[Stored data entries]
———
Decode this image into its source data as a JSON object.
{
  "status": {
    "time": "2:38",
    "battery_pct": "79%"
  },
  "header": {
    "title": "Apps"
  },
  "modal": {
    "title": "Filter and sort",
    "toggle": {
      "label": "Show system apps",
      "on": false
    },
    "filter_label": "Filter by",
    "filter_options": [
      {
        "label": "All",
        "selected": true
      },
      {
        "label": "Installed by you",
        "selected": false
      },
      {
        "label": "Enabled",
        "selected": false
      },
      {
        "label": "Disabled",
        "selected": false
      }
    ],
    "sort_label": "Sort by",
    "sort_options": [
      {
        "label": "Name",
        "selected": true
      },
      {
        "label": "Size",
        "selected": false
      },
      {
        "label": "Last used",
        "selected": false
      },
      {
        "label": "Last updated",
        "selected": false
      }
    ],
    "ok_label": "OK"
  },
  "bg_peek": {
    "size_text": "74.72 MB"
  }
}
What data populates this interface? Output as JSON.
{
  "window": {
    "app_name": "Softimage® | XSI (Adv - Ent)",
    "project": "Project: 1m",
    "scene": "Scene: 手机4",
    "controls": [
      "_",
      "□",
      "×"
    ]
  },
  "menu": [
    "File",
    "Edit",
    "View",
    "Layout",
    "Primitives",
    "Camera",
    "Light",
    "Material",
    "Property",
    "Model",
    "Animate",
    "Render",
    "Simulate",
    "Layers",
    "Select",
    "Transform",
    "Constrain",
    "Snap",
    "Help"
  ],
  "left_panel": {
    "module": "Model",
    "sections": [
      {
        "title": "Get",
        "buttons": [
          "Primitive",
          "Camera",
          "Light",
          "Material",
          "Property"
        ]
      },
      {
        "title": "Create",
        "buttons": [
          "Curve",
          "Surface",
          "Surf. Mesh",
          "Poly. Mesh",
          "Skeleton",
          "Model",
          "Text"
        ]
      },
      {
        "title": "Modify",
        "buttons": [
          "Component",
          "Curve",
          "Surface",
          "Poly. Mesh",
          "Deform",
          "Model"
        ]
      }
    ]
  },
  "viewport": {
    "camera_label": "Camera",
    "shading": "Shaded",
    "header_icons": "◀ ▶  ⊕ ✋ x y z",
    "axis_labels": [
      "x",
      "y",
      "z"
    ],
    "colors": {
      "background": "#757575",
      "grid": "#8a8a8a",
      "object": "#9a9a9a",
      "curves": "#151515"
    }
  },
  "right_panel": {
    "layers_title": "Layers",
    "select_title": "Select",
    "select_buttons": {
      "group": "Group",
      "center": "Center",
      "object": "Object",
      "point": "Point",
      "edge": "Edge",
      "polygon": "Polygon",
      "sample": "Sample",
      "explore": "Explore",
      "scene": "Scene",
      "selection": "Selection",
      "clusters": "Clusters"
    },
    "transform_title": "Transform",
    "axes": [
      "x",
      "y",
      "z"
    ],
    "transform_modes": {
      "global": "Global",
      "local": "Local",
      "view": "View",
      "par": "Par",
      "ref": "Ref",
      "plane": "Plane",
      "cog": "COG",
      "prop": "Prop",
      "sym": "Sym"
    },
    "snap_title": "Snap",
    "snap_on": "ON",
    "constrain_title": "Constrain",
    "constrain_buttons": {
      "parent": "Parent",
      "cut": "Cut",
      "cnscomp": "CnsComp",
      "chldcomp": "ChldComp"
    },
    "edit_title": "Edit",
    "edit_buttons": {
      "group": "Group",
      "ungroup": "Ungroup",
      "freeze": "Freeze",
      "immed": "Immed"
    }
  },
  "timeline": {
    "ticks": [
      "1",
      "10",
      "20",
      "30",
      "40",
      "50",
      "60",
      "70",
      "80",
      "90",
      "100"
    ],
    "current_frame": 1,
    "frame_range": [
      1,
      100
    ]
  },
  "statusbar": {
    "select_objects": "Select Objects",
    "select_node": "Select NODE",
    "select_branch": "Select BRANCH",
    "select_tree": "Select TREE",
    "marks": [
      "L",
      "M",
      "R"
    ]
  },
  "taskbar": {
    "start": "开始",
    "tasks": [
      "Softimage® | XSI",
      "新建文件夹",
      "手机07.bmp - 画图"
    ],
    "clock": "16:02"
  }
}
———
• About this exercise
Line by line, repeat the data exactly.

• Answer
Decode this image into its source data as a JSON object.
{
  "status": {
    "time": "2:38",
    "battery_pct": "79%"
  },
  "header": {
    "title": "Apps"
  },
  "modal": {
    "title": "Filter and sort",
    "toggle": {
      "label": "Show system apps",
      "on": false
    },
    "filter_label": "Filter by",
    "filter_options": [
      {
        "label": "All",
        "selected": true
      },
      {
        "label": "Installed by you",
        "selected": false
      },
      {
        "label": "Enabled",
        "selected": false
      },
      {
        "label": "Disabled",
        "selected": false
      }
    ],
    "sort_label": "Sort by",
    "sort_options": [
      {
        "label": "Name",
        "selected": true
      },
      {
        "label": "Size",
        "selected": false
      },
      {
        "label": "Last used",
        "selected": false
      },
      {
        "label": "Last updated",
        "selected": false
      }
    ],
    "ok_label": "OK"
  },
  "bg_peek": {
    "size_text": "74.72 MB"
  }
}
What data populates this interface? Output as JSON.
{
  "window": {
    "app_name": "Softimage® | XSI (Adv - Ent)",
    "project": "Project: 1m",
    "scene": "Scene: 手机4",
    "controls": [
      "_",
      "□",
      "×"
    ]
  },
  "menu": [
    "File",
    "Edit",
    "View",
    "Layout",
    "Primitives",
    "Camera",
    "Light",
    "Material",
    "Property",
    "Model",
    "Animate",
    "Render",
    "Simulate",
    "Layers",
    "Select",
    "Transform",
    "Constrain",
    "Snap",
    "Help"
  ],
  "left_panel": {
    "module": "Model",
    "sections": [
      {
        "title": "Get",
        "buttons": [
          "Primitive",
          "Camera",
          "Light",
          "Material",
          "Property"
        ]
      },
      {
        "title": "Create",
        "buttons": [
          "Curve",
          "Surface",
          "Surf. Mesh",
          "Poly. Mesh",
          "Skeleton",
          "Model",
          "Text"
        ]
      },
      {
        "title": "Modify",
        "buttons": [
          "Component",
          "Curve",
          "Surface",
          "Poly. Mesh",
          "Deform",
          "Model"
        ]
      }
    ]
  },
  "viewport": {
    "camera_label": "Camera",
    "shading": "Shaded",
    "header_icons": "◀ ▶  ⊕ ✋ x y z",
    "axis_labels": [
      "x",
      "y",
      "z"
    ],
    "colors": {
      "background": "#757575",
      "grid": "#8a8a8a",
      "object": "#9a9a9a",
      "curves": "#151515"
    }
  },
  "right_panel": {
    "layers_title": "Layers",
    "select_title": "Select",
    "select_buttons": {
      "group": "Group",
      "center": "Center",
      "object": "Object",
      "point": "Point",
      "edge": "Edge",
      "polygon": "Polygon",
      "sample": "Sample",
      "explore": "Explore",
      "scene": "Scene",
      "selection": "Selection",
      "clusters": "Clusters"
    },
    "transform_title": "Transform",
    "axes": [
      "x",
      "y",
      "z"
    ],
    "transform_modes": {
      "global": "Global",
      "local": "Local",
      "view": "View",
      "par": "Par",
      "ref": "Ref",
      "plane": "Plane",
      "cog": "COG",
      "prop": "Prop",
      "sym": "Sym"
    },
    "snap_title": "Snap",
    "snap_on": "ON",
    "constrain_title": "Constrain",
    "constrain_buttons": {
      "parent": "Parent",
      "cut": "Cut",
      "cnscomp": "CnsComp",
      "chldcomp": "ChldComp"
    },
    "edit_title": "Edit",
    "edit_buttons": {
      "group": "Group",
      "ungroup": "Ungroup",
      "freeze": "Freeze",
      "immed": "Immed"
    }
  },
  "timeline": {
    "ticks": [
      "1",
      "10",
      "20",
      "30",
      "40",
      "50",
      "60",
      "70",
      "80",
      "90",
      "100"
    ],
    "current_frame": 1,
    "frame_range": [
      1,
      100
    ]
  },
  "statusbar": {
    "select_objects": "Select Objects",
    "select_node": "Select NODE",
    "select_branch": "Select BRANCH",
    "select_tree": "Select TREE",
    "marks": [
      "L",
      "M",
      "R"
    ]
  },
  "taskbar": {
    "start": "开始",
    "tasks": [
      "Softimage® | XSI",
      "新建文件夹",
      "手机07.bmp - 画图"
    ],
    "clock": "16:02"
  }
}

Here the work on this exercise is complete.